Significance and Use
4.1 Solids, both as filterable matter (TDS) and nonfilterable matter (TSS), are important in the treating of raw water and wastewater, and in monitoring of streams.
4.2 Waste solids impose a suspended and settleable residue in receiving waters. Suspended and soluble materials provide a matrix for some biological slime and, in sufficient quantity, impair respiration of organisms. These solids may create nuisance slime beds and odors while imposing a long-term biological oxidation load over limited receiving water areas.
4.3 Knowledge of suspended and soluble materials is important in treating raw water supplies. Knowledge of solids loading can aid in determining the type or amount of treatment, or both, necessary to make the water acceptable for use. Such information may also be used to determine acceptability of water after treatment. Too little treatment may not be desirable and excess treatment costs money.
4.4 Stream monitoring is important for environmental reasons, such as compliance with discharge permits. Stream improvements, water pollution monitoring, mass wasting, algal studies, and sediment loads are but a few of the many reasons streams are monitored.
1.1 These test methods cover the determination of filterable matter, total dissolved solids (TDS), and nonfilterable matter, total suspended solids (TSS), in drinking, surface, and saline waters, domestic and industrial wastes. The practical range of the determination of nonfilterable particulate matter (TSS) is 4 to 20 000 mg/L. The practical range of the determination of filterable matter (TDS) is 10 mg/L to 150 000 µg/g. Section on Quality Control pertains to these test methods.
1.2 Since the results measured by these test methods are operationally defined, careful attention must be paid to following the procedure as specified.
1.3 The test method for the determination of nonfilterable matter (TSS) must not be used when water samples were collected from open channel flow. For the determination of matter collected in open channel flow use Test Methods .
1.4 The test methods appear in the following order:
Test Method A:
Test Method B:
1.5 The values stated in SI units are to be regarded as standard. No other units of measurement are included in this standard.
1.6 This standard does not purport to address all of the safety concerns, if any, associated with its use. It is the responsibility of the user of this standard to establish appropriate safety, health, and environmental practices and determine the applicability of regulatory limitations prior to use.
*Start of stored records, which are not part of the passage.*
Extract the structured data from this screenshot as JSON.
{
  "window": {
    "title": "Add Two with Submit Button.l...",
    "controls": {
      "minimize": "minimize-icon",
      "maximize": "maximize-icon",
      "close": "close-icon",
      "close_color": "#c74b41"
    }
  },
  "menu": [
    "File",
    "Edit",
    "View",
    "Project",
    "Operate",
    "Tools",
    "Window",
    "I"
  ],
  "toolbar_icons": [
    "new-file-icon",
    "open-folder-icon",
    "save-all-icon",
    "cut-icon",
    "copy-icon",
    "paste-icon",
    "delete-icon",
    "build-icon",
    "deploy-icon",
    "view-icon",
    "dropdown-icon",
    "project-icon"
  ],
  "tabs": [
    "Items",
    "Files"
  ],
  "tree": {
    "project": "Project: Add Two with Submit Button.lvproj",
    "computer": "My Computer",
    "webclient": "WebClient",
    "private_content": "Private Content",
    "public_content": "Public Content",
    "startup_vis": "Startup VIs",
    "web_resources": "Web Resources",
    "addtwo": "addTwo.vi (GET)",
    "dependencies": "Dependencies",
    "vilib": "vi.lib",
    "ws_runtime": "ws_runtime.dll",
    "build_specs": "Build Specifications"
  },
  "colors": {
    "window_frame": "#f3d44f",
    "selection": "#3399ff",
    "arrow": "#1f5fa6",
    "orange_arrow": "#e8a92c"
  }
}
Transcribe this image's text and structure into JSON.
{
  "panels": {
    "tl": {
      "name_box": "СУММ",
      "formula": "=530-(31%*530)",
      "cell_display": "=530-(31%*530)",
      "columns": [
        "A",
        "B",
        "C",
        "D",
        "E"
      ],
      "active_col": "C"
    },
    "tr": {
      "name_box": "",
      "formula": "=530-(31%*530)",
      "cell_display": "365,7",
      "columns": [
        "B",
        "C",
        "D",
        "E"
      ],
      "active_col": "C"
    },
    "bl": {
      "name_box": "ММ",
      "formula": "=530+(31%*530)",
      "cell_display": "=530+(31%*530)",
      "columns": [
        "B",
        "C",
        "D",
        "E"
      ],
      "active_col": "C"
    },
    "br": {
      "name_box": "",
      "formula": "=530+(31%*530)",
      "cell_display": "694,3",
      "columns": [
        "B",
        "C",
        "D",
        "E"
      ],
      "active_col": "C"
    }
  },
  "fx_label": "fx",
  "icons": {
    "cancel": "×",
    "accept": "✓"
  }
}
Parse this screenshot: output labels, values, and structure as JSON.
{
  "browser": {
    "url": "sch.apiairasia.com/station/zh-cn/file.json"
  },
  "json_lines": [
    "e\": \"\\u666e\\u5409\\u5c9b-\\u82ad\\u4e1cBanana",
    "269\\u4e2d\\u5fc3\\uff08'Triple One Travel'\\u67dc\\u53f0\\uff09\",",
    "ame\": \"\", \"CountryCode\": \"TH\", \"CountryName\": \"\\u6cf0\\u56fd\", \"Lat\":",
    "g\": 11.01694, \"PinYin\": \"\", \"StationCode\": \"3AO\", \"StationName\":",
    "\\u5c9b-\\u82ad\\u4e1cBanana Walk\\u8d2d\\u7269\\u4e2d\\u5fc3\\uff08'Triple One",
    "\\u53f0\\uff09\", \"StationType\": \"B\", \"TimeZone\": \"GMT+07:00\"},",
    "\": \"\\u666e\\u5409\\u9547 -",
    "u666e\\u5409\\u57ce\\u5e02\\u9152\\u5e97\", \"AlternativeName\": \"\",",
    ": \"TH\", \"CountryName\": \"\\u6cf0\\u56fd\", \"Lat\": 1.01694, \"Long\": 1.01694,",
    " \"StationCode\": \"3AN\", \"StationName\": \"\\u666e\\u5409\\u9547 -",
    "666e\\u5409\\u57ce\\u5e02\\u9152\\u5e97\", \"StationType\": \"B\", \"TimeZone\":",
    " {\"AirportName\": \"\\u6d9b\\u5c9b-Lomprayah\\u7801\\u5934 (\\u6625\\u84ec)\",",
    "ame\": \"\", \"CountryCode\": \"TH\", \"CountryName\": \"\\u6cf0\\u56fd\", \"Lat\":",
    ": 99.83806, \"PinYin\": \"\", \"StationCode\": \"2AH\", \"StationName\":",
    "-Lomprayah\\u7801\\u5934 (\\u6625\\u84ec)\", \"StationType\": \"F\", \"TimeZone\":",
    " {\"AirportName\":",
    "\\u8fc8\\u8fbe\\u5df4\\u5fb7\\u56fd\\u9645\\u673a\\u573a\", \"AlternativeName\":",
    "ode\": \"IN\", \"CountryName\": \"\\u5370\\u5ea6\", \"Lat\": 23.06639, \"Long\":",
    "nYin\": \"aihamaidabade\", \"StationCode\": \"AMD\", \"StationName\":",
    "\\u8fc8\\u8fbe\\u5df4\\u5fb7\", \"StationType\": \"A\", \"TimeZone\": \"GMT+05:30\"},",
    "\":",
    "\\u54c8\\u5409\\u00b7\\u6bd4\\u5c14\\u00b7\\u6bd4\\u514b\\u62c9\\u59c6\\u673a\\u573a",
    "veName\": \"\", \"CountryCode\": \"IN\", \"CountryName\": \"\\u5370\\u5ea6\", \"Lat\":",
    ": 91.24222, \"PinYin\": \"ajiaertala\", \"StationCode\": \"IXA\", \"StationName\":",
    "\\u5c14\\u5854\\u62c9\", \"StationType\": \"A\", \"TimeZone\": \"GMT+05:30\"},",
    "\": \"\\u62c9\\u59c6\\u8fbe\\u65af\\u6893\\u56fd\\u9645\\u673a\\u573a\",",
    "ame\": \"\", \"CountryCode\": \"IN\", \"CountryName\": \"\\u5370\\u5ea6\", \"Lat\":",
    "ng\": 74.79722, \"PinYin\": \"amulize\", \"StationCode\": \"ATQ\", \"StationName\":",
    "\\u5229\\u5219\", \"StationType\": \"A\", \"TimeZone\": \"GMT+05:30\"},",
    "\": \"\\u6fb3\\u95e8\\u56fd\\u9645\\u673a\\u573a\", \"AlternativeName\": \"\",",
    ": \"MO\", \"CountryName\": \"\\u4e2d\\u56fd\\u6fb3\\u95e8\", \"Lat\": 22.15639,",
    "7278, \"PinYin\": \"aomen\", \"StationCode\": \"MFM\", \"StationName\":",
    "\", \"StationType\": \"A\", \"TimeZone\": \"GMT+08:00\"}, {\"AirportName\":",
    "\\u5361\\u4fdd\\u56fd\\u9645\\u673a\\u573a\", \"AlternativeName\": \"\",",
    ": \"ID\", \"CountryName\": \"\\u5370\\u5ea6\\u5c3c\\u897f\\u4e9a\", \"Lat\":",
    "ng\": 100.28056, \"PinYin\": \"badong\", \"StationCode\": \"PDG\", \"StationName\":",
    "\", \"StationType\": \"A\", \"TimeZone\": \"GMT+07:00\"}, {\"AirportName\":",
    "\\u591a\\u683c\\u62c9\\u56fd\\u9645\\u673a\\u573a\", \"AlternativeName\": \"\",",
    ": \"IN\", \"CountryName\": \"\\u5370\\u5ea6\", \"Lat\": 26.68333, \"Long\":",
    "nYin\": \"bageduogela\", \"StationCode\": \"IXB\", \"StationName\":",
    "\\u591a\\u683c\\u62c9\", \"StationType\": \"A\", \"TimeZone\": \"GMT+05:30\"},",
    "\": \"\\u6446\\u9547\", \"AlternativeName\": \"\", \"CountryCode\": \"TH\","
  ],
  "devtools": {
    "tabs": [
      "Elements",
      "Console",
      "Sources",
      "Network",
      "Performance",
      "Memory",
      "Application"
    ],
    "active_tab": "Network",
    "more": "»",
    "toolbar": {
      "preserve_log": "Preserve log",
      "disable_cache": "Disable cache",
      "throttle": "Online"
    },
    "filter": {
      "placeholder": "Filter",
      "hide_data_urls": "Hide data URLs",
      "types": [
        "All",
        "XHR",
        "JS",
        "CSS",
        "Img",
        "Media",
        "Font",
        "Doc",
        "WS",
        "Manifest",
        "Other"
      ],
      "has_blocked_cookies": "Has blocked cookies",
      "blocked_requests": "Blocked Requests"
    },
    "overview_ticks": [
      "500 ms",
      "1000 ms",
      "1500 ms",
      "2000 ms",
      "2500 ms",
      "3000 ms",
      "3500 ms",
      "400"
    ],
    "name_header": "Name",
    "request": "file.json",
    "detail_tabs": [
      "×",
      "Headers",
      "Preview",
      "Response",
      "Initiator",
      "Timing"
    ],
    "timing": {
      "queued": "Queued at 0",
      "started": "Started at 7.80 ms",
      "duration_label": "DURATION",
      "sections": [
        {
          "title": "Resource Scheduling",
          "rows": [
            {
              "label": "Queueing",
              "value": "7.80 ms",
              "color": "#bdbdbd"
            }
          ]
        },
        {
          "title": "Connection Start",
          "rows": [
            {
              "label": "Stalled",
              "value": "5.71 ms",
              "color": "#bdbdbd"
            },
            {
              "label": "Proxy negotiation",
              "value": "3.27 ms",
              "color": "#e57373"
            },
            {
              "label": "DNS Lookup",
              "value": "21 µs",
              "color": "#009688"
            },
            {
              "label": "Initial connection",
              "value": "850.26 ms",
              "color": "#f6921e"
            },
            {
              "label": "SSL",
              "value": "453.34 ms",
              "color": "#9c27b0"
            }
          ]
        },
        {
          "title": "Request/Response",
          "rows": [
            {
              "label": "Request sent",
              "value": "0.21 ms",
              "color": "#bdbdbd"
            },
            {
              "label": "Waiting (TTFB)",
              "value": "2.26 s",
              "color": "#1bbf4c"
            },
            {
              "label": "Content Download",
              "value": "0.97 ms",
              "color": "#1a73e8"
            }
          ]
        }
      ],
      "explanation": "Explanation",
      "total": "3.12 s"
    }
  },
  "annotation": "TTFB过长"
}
For a specific hazard statement, see Section .
1.7 This international standard was developed in accordance with internationally recognized principles on standardization established in the Decision on Principles for the Development of International Standards, Guides and Recommendations issued by the World Trade Organization Technical Barriers to Trade (TBT) Committee.